CAVA is a volunteer not-for-profit organization founded in 1988. It is dedicated to giving its nearly 200 other members throughout Chicagoland the opportunity to exhibit artwork in at least three exhibits annually in such notable venues as the Chicago Cultural Center, Evanston Art Center, Bridgeport Art Center, Beverly Arts Center, and the Leslie Wolfe Gallery in Old Town. Creating art is a solitary occupation—CAVA provides events for artists to come together through its salon, a member luncheon, a symposium, and special events. For more information, please visit our CONTACT page, and sign up for our e-newsletter.
CAVA MEMBERSHIP BENEFITS:
Exhibit in the Annual Members Show;
Enter the juried Later Impressions exhibition;
Engage in various group and media-focused exhibitions
we organize throughout the Chicago area;
Participate in membership social and
educational programs, including our
annual CAVA Symposium.
WHAT OUR MEMBERS ARE SAYING
FEATURED CAVA ARTIST
SARA PEAK CONVERY
Sara Peak Convery is an activist interdisciplinary Chicago artist. Born in Iowa, she did her undergraduate work at University of Iowa and Rhode Island School of Art and Design, and later received a BUNAC VISA award to study overseas.
After returning from her time abroad, Sara settled in Chicago. She received an MFA in Photography at the University of Illinois in Chicago, where she also did post-graduate work in filmmaking. She produced and directed the documentary I Never Said I Wasn’t Happy in 2013, and the film has been screened at national and international film festivals, winning Best Documentary at the Black Earth Film Festival (Galesburg, IL), and Best Concept at the Red Dirt Film Festival in Stillwater, OK.
In 2012 Sara opened her studio practice in East Garfield Park. As her work grew in size, she eventually grew out of that space, and moved to Slacks Window Gallery, a large storefront space on North Milwaukee Avenue.
“The larger studio lets me to keep my work out and in the open, and work on multiple things at the same time,” says Sara. “The broader view enables me to see connections between pieces, and make decisions on where to focus my energy.” It also allows her to work on a larger scale, and with all methods and materials to best help express her concepts and ideas. This summer Sara
Mural, work in progress
collaborated with Kerri Mommer on a large scale mural for the Elgin Fringe Festival. When complete, it measured 12 ft. x 15 ft.!
Her work has appeared in many exhibitions, including this past summer at CAVA’s Forgotten Illinois, The Aesthetic of National Identity show at Oak Park Art League, and in the upcoming Later Impressions exhibition, opening at Evanston Art Center in October.
Concurrent with her practice creating original work, Sara has an active curatorial practice.
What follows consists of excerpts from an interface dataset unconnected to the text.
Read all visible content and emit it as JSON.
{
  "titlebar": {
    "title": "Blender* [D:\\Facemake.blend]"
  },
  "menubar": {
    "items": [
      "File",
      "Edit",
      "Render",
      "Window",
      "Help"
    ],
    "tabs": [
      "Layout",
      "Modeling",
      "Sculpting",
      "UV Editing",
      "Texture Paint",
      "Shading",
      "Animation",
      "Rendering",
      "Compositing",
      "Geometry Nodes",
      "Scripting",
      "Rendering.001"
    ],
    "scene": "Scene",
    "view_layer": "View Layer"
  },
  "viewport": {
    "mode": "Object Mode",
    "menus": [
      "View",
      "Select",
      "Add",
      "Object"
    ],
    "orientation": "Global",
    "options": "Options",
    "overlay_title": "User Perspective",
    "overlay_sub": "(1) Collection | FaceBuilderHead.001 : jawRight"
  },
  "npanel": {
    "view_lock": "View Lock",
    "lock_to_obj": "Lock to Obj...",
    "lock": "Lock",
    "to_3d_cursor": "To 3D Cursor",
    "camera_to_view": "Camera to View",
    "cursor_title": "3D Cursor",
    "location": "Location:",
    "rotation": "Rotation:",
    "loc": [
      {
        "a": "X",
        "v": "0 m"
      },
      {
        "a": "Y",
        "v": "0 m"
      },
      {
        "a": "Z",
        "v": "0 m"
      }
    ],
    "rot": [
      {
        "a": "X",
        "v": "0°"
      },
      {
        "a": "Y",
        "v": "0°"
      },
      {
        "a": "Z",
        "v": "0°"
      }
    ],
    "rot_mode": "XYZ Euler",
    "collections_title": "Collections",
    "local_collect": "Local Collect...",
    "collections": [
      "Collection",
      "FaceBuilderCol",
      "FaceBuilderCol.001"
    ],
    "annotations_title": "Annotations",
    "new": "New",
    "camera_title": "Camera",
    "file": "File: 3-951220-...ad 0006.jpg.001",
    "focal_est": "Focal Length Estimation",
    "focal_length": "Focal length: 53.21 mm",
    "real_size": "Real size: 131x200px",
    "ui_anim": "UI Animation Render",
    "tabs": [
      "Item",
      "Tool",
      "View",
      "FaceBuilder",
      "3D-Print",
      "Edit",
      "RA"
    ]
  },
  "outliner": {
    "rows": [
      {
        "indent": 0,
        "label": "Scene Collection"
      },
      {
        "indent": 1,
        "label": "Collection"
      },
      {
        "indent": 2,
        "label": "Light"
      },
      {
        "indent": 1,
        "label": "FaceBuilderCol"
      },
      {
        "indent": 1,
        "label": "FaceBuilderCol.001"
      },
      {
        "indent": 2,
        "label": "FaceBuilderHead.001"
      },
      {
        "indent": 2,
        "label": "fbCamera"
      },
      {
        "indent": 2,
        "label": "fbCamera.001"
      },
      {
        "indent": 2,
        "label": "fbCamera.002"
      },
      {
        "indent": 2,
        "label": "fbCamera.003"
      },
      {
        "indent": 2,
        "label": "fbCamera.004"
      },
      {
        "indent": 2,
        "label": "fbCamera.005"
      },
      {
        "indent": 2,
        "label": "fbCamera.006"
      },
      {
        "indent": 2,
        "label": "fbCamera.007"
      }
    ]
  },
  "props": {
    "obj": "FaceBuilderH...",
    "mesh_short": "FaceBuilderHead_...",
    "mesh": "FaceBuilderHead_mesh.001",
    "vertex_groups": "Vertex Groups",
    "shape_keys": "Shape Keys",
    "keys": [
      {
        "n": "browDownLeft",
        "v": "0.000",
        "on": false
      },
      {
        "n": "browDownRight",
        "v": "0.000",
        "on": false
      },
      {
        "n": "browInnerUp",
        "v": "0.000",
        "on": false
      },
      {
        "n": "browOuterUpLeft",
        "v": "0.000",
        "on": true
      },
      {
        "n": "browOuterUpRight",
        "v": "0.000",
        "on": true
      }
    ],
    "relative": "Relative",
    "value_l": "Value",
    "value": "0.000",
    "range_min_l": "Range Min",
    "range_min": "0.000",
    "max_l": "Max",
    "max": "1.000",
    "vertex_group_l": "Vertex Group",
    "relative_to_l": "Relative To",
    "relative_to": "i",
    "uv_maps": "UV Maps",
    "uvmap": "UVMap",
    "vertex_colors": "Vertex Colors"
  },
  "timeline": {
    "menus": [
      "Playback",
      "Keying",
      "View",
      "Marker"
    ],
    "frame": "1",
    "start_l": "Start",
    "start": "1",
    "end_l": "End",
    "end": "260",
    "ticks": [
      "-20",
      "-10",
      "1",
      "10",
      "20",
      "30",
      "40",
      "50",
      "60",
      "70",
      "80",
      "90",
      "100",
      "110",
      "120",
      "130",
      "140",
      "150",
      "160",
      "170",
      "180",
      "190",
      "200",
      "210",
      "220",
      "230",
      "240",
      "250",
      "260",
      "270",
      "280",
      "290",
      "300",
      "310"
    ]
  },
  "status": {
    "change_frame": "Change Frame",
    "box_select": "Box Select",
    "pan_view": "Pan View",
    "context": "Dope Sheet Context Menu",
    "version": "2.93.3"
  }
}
She has organized and curated shows at A Shot of Art at Perkolator; the West Suburban Medical Center Gallery in Oak Park; and as well as in her Slacks Window Gallery, where the latest installation features work by Torri L. Thompson.